Bay (A) is one of the foundation colors. Ponies are either black, chestnut, or bay/brown with some ponies having other colors diluting/modifying the base colors. Extension and agouti form the basis of all equine color. Extension determines whether or not a pony has black or not and agouti determines where it will go. Bays have the dominant form of agouti and the dominant form of extension. Agouti restricts black to a bay's points while the rest of the body is a shade of tan. There is a test available for bay.
The shades of bay can go from near black to red to light sandy brown, but all have black manes and tails and black legs. Bay foals will not have black legs until they shed the foal coat. Manes, tails, and bay foal coats can bleach in the sun.
Wild Bay, or low point bay, are bays where the black points are even more restricted than on regular bays. The black legs are noticeably shorter or are barely present. The body color is often light bay.
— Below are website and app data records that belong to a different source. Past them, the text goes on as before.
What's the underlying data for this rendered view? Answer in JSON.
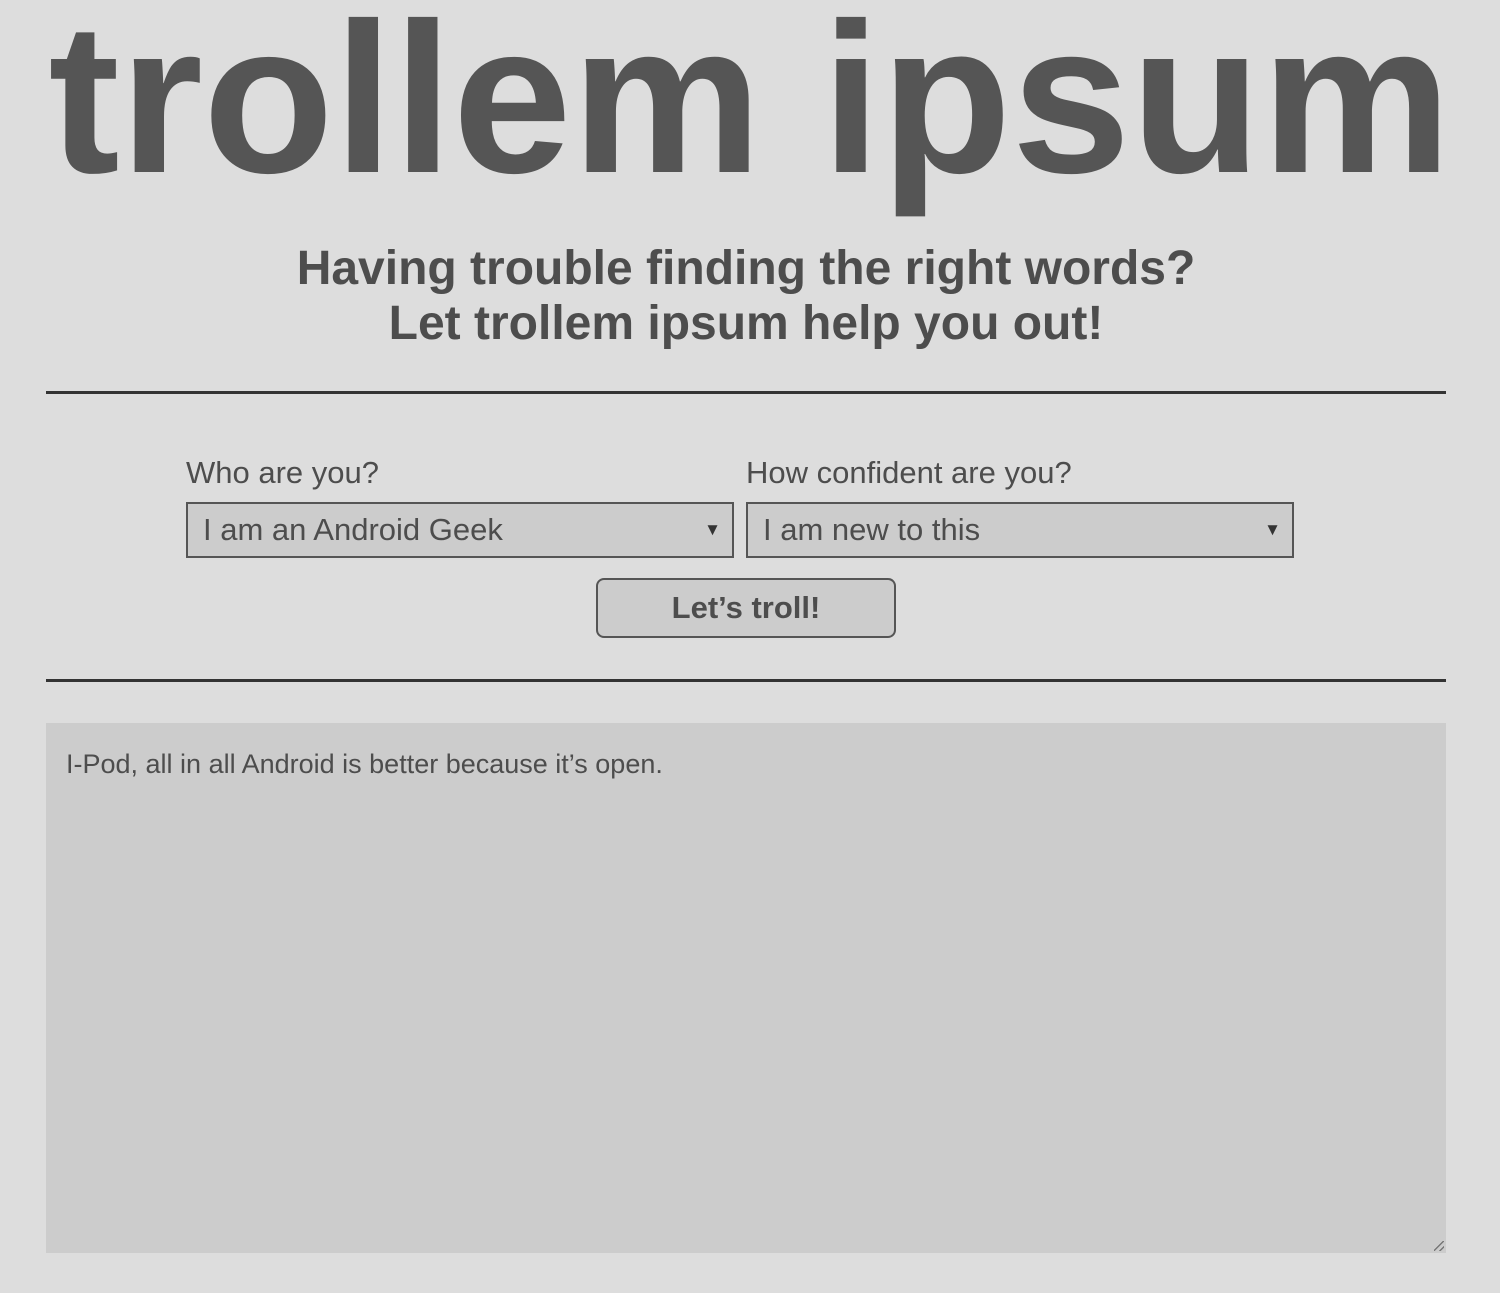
{
  "header": {
    "logo_text": "trollem ipsum",
    "tagline_line1": "Having trouble finding the right words?",
    "tagline_line2": "Let trollem ipsum help you out!"
  },
  "form": {
    "identity": {
      "label": "Who are you?",
      "selected": "I am an Android Geek"
    },
    "confidence": {
      "label": "How confident are you?",
      "selected": "I am new to this"
    },
    "submit_label": "Let’s troll!"
  },
  "output": {
    "text": "I-Pod, all in all Android is better because it’s open."
  },
  "icons": {
    "dropdown": "chevron-down-icon",
    "resize": "resize-grip-icon"
  },
  "colors": {
    "background": "#dddddd",
    "text": "#555555",
    "control_fill": "#cccccc",
    "divider": "#333333"
  }
}
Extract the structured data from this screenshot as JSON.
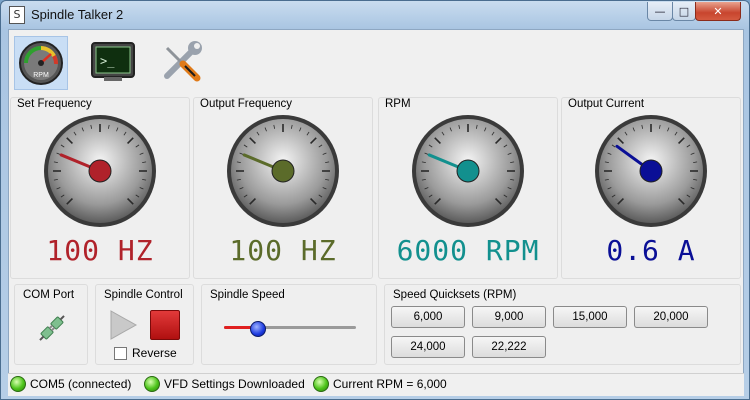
{
  "window": {
    "title": "Spindle Talker 2",
    "minimize_glyph": "—",
    "maximize_glyph": "□",
    "close_glyph": "✕"
  },
  "toolbar": [
    {
      "name": "gauge-icon",
      "label": "RPM",
      "active": true
    },
    {
      "name": "terminal-icon",
      "label": ">_",
      "active": false
    },
    {
      "name": "wrench-screwdriver-icon",
      "label": "",
      "active": false
    }
  ],
  "gauges": [
    {
      "label": "Set Frequency",
      "value": 100,
      "max": 400,
      "readout": "100 HZ",
      "color": "#b0222a",
      "needle_fraction": 0.25
    },
    {
      "label": "Output Frequency",
      "value": 100,
      "max": 400,
      "readout": "100 HZ",
      "color": "#5b6b2a",
      "needle_fraction": 0.25
    },
    {
      "label": "RPM",
      "value": 6000,
      "max": 24000,
      "readout": "6000 RPM",
      "color": "#12908e",
      "needle_fraction": 0.25
    },
    {
      "label": "Output Current",
      "value": 0.6,
      "max": 2,
      "readout": "0.6 A",
      "color": "#0a0f96",
      "needle_fraction": 0.3
    }
  ],
  "com_port": {
    "label": "COM Port"
  },
  "spindle_control": {
    "label": "Spindle Control",
    "reverse_label": "Reverse",
    "reverse_checked": false
  },
  "spindle_speed": {
    "label": "Spindle Speed",
    "slider_fraction": 0.25
  },
  "quicksets": {
    "label": "Speed Quicksets (RPM)",
    "buttons": [
      "6,000",
      "9,000",
      "15,000",
      "20,000",
      "24,000",
      "22,222"
    ]
  },
  "status": [
    {
      "text": "COM5 (connected)"
    },
    {
      "text": "VFD Settings Downloaded"
    },
    {
      "text": "Current RPM = 6,000"
    }
  ]
}
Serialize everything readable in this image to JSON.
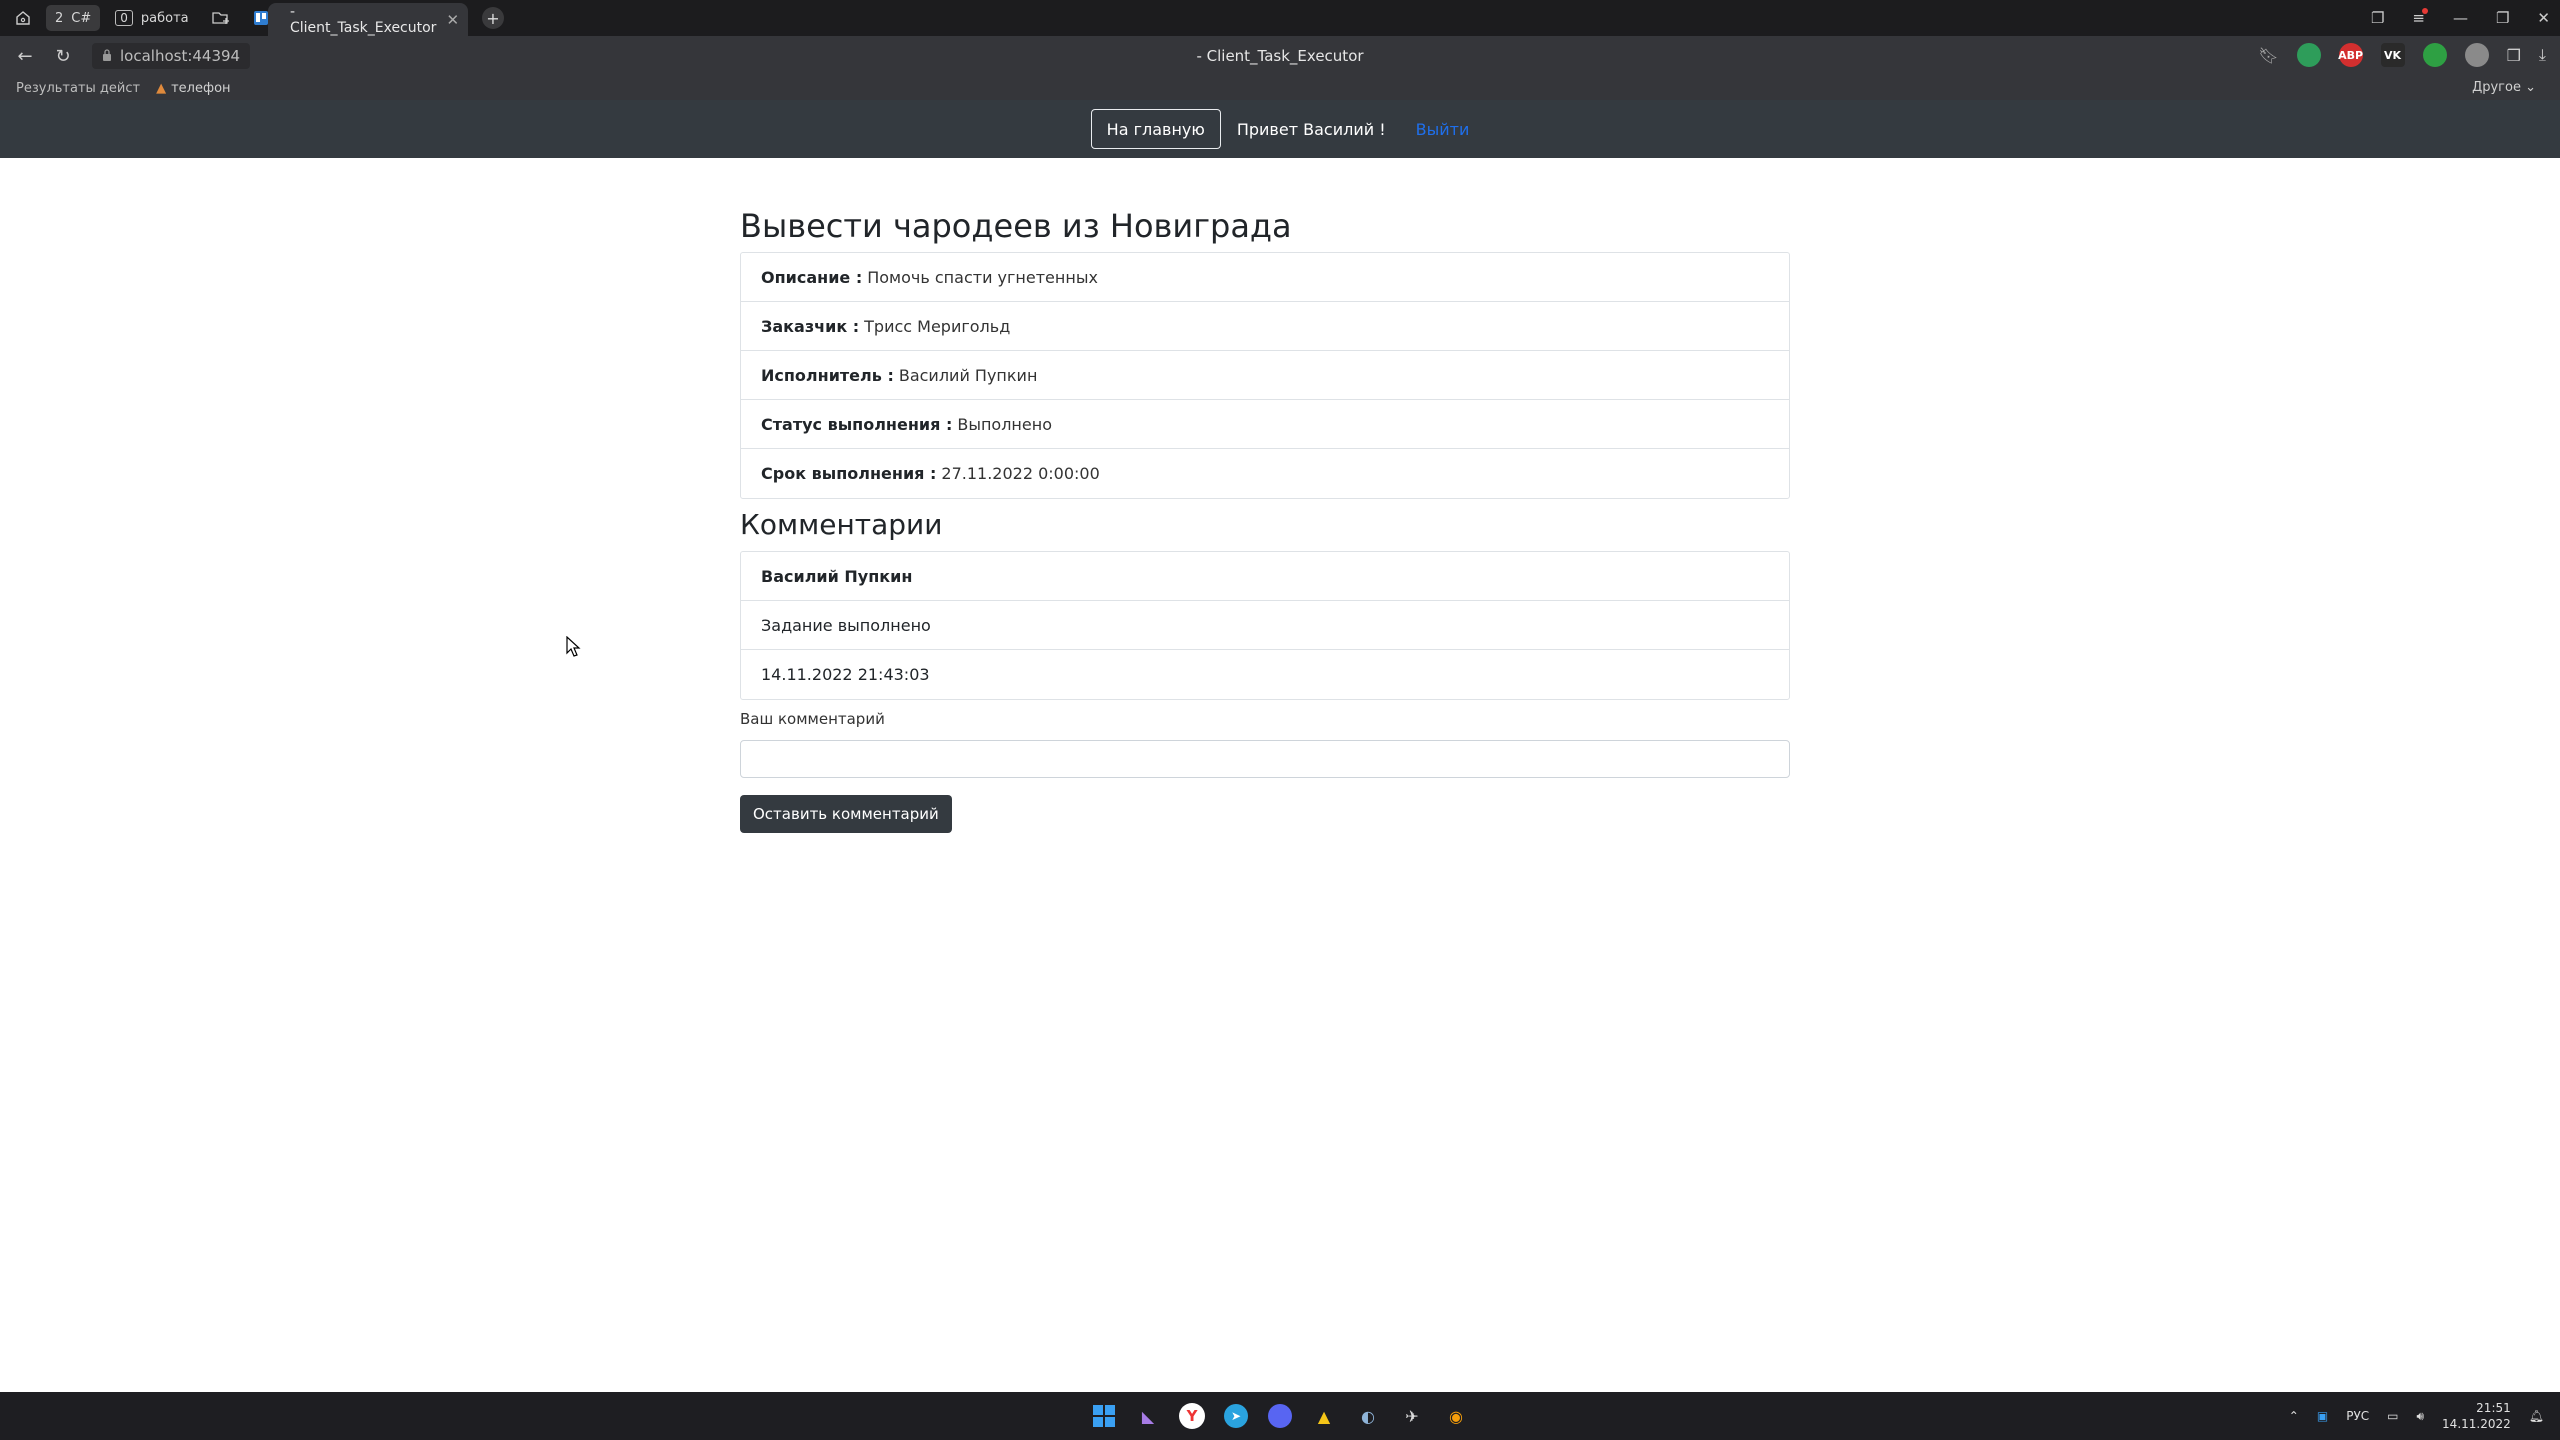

It has been found to not be genetic.
Bay is likely an original color in Chincoteagues as it is widespread and the breed was originally all solid dark colors. A 1891 article in the New York City newspaper The Sun stated that the ponies "are most frequently black, gray, sorrel, or dun (buckskin)." Leonard D. Sale wrote in 1896 in The Horse Review of Chicago that, "The prevailing colors are bay, brown, chestnut and light sorrel. A Washington Post article from 1902 stated that the prevailing colors were bay and black. A 1923 St. Petersburg Times article described the ponies as "bay, gray, dun (buckskin), black, and sorrel". A Delmarva Star article describing the 1930 Pony Penning described the ponies as "many colored", with blacks, browns, bright bays, and so many with spotted coats."